Nearly six in 10 consumers — or 58 percent — are engaging in contextual commerce. And some social media platforms have rolled out payment functionality through pages of sites. In May, for instance, news surfaced that Instagram had quietly introduced a native payment feature. As a result, users could register a debit or credit card and make payments after they created a security PIN. At the time, it was reported that users could make payments to some businesses. But the company reportedly said that it would allow users to pay for items such as movie tickets in the future.
And more than eight in 10 customers — or 81 percent — engaged through contextual commerce do so through social media. In 2018, SeatGeek worked with Snapchat to let consumers buy live event tickets directly within the social media platform’s app. Athletes and performers could sell tickets directly to their fans through the platform through the integration. At the time, it was reported that Champion boxer Errol Spence Jr. posted tickets in his Snapchat Story for an upcoming bout. SeatGeek Director of Partnerships Lee Moulton said in a prior interview with PYMNTS that Snapchat “is the messaging platform and the social platform for the future sports-goers of the world.”
Nearly 60 percent of U.S. adults consume the majority of their movie and television content through streaming services. And eCommerce retailers are launching live content of their own. News recently surfaced that Amazon rolled out a brand-new video streaming service dubbed Amazon Live. The service taps into Amazon’s talent pool for live shows and brands through the Amazon Live Creator app. It was reported that shows work similar to QVC and hosts discuss as well as demonstrate products. Customers can also view product details and make purchases under the video. The offering comes roughly two years after the company ran a program called Style Code Live that focused on style and beauty tips.
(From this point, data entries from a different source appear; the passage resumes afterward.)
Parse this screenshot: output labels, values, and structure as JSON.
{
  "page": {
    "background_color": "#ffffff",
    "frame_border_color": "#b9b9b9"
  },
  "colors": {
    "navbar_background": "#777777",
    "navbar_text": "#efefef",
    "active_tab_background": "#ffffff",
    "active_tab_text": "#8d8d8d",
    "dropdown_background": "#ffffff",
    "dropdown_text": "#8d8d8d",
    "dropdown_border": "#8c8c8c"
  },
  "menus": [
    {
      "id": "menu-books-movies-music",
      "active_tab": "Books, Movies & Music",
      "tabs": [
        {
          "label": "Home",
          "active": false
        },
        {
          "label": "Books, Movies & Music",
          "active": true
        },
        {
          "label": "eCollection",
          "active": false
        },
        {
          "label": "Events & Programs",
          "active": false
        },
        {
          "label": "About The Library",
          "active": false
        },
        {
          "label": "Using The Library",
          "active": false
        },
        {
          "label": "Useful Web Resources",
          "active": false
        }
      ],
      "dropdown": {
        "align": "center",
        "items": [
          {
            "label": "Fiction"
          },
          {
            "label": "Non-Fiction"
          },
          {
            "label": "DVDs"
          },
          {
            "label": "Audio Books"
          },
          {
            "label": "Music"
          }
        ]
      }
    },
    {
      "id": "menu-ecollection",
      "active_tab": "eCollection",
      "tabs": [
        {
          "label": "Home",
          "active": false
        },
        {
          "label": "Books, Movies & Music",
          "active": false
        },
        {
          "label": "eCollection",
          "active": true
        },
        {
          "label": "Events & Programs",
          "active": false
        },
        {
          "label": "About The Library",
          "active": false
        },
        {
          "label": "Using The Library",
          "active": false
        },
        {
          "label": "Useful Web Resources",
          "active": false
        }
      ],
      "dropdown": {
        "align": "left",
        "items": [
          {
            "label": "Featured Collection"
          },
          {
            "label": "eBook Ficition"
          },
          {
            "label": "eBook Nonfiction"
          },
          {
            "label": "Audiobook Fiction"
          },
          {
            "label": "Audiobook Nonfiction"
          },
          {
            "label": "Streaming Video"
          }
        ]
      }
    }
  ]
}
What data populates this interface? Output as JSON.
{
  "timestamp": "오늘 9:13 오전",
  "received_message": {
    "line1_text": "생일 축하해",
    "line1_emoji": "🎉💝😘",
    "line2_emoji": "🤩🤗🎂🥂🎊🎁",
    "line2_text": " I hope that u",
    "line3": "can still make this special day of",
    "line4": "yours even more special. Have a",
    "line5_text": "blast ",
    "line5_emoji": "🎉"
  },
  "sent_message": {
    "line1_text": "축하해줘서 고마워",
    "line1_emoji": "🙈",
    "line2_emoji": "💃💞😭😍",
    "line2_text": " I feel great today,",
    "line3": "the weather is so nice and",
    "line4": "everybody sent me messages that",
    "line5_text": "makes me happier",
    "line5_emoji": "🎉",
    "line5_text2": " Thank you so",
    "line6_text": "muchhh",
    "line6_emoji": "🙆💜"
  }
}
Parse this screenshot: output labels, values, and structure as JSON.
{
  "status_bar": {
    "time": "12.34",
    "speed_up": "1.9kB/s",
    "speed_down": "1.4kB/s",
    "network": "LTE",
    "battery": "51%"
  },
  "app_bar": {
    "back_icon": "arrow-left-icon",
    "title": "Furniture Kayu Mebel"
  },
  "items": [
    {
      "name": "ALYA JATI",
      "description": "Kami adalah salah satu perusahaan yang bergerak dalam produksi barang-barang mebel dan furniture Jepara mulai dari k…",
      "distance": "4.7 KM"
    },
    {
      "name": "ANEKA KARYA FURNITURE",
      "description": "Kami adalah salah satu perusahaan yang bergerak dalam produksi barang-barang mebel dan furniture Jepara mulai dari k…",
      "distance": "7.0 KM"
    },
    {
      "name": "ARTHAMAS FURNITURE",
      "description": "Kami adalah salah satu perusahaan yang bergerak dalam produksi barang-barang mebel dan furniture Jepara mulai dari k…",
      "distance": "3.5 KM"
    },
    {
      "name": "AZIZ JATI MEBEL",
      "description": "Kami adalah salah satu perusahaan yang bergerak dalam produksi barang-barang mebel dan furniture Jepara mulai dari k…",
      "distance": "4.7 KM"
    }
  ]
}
One in 10 queries on Chinese search engine Baidu are made by voice, with half of them expected to be made via that method by 2020. As it stands, Baidu is homing in on autonomous vehicles and artificial intelligence (AI). The internet company commands a strong presence in China, where it has 70 percent of internet searches. (The company’s Chinese search platform already ranks among the most trafficked websites in the world.) Baidu has reportedly inked partnerships with companies such as Microsoft, Intel, Ford, Daimler and BMW. The company is also looking beyond China for its AI and self-driving technologies.
From SeatGeek to Amazon, retail innovators are constantly testing out new hardware to simplify the shopping experience. In fact, the continued rise of contextual commerce is dependent on these firms as retailers and manufacturers integrate devices and experiences through the internet of things (IoT).